  •  Accepted: 15 October 2015
  •  Published: 11 February 2016

Abstract

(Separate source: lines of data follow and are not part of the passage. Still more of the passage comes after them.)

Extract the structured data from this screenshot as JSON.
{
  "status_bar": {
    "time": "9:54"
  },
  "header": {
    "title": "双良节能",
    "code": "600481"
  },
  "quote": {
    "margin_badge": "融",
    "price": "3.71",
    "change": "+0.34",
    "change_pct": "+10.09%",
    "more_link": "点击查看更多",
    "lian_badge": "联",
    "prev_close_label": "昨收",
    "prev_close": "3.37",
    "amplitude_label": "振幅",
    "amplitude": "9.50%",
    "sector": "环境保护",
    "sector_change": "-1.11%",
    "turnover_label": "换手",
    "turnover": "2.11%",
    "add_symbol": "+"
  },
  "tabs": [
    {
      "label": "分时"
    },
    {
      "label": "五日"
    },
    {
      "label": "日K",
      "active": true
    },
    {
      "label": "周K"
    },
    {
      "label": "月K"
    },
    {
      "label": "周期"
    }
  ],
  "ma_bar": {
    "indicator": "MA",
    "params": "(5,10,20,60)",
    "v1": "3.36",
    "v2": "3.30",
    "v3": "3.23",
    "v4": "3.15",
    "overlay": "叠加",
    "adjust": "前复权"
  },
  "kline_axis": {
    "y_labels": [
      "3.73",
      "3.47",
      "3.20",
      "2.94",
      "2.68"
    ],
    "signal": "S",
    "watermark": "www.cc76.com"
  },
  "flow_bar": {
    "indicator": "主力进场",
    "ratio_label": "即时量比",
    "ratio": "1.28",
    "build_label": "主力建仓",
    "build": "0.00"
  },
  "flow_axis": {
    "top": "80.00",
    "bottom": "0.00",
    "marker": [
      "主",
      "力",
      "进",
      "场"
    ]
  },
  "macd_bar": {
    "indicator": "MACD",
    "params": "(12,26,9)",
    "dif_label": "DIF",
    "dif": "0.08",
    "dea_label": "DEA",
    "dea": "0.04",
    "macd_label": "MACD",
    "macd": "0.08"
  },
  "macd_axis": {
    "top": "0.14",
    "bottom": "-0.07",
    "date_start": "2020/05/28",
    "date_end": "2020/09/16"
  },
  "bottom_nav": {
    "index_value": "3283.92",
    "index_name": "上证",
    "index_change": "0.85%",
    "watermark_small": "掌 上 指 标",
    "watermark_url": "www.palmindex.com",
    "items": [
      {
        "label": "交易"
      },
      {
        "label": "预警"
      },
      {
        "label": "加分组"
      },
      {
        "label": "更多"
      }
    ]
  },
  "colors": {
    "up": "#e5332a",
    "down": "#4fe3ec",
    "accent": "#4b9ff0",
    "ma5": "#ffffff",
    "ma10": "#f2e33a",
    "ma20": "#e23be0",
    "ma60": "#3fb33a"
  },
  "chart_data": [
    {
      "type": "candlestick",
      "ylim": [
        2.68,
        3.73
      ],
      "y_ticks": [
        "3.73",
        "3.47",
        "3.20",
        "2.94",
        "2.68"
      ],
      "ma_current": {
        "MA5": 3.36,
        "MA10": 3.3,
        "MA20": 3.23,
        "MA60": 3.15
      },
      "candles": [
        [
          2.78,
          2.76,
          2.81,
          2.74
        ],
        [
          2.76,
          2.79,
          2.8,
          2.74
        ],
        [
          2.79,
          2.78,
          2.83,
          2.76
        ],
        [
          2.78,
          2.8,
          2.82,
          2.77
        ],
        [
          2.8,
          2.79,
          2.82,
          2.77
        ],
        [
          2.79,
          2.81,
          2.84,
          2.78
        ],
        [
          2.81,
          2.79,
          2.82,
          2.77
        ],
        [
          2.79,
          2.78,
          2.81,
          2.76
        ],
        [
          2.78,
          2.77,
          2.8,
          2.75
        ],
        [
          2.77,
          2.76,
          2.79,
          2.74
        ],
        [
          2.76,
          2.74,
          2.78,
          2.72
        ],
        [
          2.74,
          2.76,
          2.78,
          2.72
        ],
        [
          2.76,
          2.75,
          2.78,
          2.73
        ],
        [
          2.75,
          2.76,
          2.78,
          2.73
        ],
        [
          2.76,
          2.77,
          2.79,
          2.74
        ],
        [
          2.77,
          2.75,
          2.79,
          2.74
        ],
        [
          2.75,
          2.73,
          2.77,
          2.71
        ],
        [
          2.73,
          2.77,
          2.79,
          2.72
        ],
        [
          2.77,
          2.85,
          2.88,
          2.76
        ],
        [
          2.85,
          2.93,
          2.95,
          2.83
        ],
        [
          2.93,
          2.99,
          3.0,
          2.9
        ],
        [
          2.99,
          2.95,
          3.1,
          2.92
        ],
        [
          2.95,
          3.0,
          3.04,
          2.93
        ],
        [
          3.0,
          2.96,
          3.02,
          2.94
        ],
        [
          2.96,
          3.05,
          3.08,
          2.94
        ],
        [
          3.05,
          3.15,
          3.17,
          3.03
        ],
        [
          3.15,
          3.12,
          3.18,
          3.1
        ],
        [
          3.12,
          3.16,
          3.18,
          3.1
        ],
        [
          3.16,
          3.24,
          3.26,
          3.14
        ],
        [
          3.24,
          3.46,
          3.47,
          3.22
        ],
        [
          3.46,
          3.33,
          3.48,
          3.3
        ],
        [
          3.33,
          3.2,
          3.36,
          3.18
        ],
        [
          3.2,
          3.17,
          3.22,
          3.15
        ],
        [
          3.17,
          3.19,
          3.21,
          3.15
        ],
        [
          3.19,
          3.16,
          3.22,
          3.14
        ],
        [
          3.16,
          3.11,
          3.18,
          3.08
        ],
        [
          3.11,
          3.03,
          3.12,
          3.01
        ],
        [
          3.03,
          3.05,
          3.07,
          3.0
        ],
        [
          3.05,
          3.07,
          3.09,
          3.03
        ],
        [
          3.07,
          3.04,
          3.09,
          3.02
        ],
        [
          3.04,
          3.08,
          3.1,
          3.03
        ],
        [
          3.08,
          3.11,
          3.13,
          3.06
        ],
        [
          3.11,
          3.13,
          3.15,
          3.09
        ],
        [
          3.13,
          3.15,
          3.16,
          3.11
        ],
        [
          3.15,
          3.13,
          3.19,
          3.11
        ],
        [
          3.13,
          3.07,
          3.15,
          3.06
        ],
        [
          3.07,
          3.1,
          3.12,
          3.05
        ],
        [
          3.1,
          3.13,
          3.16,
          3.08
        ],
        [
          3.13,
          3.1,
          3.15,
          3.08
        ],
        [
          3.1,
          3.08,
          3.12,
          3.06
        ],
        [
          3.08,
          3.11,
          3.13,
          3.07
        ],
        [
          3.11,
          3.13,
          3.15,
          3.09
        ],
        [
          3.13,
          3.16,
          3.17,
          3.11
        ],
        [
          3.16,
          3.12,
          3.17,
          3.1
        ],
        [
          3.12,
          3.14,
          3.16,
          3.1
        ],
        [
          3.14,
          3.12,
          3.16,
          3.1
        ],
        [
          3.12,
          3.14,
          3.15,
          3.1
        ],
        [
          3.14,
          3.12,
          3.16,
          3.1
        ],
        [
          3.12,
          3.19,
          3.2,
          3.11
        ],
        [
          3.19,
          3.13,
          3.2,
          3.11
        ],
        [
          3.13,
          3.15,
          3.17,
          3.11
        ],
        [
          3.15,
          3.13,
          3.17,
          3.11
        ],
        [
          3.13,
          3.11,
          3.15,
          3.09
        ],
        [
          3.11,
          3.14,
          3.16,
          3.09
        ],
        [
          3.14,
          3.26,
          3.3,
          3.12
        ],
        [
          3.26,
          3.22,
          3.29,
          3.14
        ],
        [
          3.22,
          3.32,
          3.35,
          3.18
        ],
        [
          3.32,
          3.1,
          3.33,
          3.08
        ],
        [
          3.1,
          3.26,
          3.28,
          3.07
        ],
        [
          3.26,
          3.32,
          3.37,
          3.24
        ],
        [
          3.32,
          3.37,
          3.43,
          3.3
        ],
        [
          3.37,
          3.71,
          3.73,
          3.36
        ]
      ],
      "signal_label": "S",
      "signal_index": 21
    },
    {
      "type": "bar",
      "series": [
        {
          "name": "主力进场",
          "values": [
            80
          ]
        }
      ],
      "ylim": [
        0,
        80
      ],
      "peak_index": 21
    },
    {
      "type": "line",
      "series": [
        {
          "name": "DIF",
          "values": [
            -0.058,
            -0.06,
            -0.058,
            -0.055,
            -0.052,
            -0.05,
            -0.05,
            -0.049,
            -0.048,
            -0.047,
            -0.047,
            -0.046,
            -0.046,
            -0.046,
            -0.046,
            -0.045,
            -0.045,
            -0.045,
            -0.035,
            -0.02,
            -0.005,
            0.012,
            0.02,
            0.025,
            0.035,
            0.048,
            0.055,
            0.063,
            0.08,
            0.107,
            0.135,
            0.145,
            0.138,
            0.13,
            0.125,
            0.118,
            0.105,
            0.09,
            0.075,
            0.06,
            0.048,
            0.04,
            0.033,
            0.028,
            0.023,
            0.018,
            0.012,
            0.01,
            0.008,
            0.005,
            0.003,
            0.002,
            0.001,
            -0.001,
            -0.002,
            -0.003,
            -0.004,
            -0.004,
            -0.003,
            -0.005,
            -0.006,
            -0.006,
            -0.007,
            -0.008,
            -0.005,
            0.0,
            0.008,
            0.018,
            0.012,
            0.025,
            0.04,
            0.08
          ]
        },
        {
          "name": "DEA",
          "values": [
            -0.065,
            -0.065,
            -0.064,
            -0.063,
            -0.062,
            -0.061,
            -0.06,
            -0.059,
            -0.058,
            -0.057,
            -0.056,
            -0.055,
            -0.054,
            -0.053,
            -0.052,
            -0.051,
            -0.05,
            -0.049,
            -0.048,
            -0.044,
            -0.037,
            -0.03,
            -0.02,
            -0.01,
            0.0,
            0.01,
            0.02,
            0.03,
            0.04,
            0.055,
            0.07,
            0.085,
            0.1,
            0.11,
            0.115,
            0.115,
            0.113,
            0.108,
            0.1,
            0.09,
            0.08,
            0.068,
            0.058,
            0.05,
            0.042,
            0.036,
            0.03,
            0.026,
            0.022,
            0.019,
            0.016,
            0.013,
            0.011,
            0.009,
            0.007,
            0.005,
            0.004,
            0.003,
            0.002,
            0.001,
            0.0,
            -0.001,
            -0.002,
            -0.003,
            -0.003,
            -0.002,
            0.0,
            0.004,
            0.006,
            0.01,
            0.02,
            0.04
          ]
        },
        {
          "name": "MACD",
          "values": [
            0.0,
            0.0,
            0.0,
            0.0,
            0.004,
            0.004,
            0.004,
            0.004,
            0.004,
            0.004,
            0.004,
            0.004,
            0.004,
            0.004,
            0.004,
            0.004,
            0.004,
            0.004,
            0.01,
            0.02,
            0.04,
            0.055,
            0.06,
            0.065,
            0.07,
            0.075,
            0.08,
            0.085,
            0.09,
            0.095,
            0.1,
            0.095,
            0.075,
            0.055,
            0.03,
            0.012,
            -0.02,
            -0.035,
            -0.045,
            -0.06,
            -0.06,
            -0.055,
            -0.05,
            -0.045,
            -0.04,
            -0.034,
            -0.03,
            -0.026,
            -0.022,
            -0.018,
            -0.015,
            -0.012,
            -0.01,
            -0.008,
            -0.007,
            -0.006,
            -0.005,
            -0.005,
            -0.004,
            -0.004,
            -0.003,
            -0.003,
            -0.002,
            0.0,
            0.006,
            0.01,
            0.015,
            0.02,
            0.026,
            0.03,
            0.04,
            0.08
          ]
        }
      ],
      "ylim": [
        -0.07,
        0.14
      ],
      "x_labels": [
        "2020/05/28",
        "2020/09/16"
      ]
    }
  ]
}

The search management for alternatives that reduce the use of mineral fertilizers is important for agricultural sustainability. Therefore, we sought to identify two legume species that are grown as cover crops with banana (Musa spp.) cultivar Prata-anã and spontaneous plant compositions that enable further reduction in the use of inputs. A randomized block design in a split plot arrangement with five replications was used. The plots were formed at four irrigation depths: 50, 75, 100 and 125% of crop evapotranspiration. Subplots were formed by three plant cover types associated with bananas: Tropical kudzu (Pueraria phaseoloides Benth.), calopo (Calopogonium mucunoides Desv.) and spontaneous vegetation, which primarily consist of Panicum maximum Jacq. The biomass production of the cover crops was measured 105, 200 and 400 days after planting (DAP); the total input of N was also measured (105 DAP). The measurements of leaf gas exchange and relative index of chlorophyll were recorded at 200 DAP. Tropical kudzu is better acclimated to a shaded environment, as demonstrated by evaluations of dry matter production, leaf gas exchange and the input of N. Thus, this crop may be a good alternative for supplying N to bananas irrigated under Brazilian semi-arid conditions.

 

Key words: Water management, Musa sp., cover crops, photosynthesis.